Every year at this time the American Library Association compiles its list of "most frequently challenged" library books from the past year. The 2010 list includes some titles carried over from previous years (No. 1 on the list, "And Tango Makes Three," has appeared on the top of the "most challenged" list every year since its 2005 publication) and some new ones (including No. 5, teen bestseller "The Hunger Games" by Suzanne Collins, causing The Washington Post to comment that making the list has become "a virtual rite of passage for young adult sensations.") Here are the 10 books on the top of the 2010 list.
It's no secret that, in the realm of literature, crime pays – big time. And, according to a study cited in The Guardian, American mystery writers receive a particularly staggering payoff for their work. (Totals include book sales, box office returns, license fees, and company accounts.) Here are America's top-ten best compensated mystery writers.
The mail will still go through, as will Social Security payments, veterans benefits, and military pay.
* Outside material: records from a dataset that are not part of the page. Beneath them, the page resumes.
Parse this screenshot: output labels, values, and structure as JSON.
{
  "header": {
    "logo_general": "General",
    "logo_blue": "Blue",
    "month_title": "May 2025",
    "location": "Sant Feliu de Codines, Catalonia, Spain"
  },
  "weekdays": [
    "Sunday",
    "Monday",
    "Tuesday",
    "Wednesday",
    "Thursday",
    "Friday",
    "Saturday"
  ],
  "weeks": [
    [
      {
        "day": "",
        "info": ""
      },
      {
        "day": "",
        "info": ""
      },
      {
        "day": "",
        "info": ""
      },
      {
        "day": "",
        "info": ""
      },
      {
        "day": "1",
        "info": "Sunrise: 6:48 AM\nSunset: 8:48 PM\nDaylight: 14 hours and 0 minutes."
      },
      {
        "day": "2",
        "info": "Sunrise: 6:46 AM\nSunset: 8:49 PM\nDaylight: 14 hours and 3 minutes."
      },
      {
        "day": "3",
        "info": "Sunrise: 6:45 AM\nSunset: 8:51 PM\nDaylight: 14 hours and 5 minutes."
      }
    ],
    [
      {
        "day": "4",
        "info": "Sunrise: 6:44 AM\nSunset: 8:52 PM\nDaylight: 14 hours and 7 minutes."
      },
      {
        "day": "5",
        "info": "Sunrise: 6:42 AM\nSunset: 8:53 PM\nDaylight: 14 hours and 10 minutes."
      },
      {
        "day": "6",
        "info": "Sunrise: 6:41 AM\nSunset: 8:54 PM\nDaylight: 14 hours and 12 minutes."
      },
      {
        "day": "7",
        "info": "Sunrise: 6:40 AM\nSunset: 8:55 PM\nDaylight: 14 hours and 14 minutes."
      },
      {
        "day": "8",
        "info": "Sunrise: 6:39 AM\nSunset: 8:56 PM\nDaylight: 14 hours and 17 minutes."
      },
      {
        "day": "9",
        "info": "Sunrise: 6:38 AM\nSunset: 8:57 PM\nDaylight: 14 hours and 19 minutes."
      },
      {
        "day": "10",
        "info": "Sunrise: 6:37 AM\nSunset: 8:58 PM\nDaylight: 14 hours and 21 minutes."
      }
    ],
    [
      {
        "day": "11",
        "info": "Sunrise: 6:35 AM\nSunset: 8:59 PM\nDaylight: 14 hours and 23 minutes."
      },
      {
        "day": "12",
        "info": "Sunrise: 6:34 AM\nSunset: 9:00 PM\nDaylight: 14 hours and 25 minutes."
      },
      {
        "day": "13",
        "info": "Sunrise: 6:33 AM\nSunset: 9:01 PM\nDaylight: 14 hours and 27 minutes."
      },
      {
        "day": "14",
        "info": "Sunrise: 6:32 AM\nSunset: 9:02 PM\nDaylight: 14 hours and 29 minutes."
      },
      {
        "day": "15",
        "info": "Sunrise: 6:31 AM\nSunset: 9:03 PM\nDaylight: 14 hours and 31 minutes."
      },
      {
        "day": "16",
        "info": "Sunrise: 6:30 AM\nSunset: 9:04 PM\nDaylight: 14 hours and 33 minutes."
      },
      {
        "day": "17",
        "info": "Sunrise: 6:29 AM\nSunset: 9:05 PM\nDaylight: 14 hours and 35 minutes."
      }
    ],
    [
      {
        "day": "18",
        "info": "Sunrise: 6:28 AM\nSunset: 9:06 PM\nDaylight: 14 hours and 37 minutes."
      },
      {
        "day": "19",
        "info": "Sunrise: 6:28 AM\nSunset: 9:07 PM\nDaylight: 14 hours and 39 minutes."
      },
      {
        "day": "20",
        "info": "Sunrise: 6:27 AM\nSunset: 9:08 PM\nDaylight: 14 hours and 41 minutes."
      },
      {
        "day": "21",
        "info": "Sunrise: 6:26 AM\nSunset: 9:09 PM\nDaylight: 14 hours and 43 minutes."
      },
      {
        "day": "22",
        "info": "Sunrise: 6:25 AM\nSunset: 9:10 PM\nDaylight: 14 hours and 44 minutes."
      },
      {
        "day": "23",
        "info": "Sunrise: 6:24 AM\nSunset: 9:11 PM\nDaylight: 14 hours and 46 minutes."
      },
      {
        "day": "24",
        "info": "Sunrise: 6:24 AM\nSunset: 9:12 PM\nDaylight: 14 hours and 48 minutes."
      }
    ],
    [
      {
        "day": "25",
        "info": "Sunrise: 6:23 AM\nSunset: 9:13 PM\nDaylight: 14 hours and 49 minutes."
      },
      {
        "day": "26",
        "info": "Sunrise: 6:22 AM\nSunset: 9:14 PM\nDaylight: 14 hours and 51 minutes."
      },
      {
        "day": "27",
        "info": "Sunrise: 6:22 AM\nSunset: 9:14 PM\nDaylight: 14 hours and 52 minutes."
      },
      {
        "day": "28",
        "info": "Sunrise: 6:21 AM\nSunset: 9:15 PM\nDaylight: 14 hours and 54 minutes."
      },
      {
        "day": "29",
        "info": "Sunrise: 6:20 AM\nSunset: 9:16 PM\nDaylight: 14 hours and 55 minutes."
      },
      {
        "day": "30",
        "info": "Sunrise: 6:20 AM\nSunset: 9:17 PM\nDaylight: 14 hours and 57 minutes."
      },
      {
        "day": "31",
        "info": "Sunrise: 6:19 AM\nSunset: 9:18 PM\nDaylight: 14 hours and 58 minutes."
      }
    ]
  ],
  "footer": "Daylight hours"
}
Federal employees will still direct plane traffic, inspect food, and prosecute crime. By its own estimates, the federal government represents about 8 percent of the United States economy, so the economic impact of a long government shutdown would eventually affect just about everybody. Even in the short term, some groups will notice. Ironically, some of those who will be affected most are those who like government least. Here's a look at four such groups: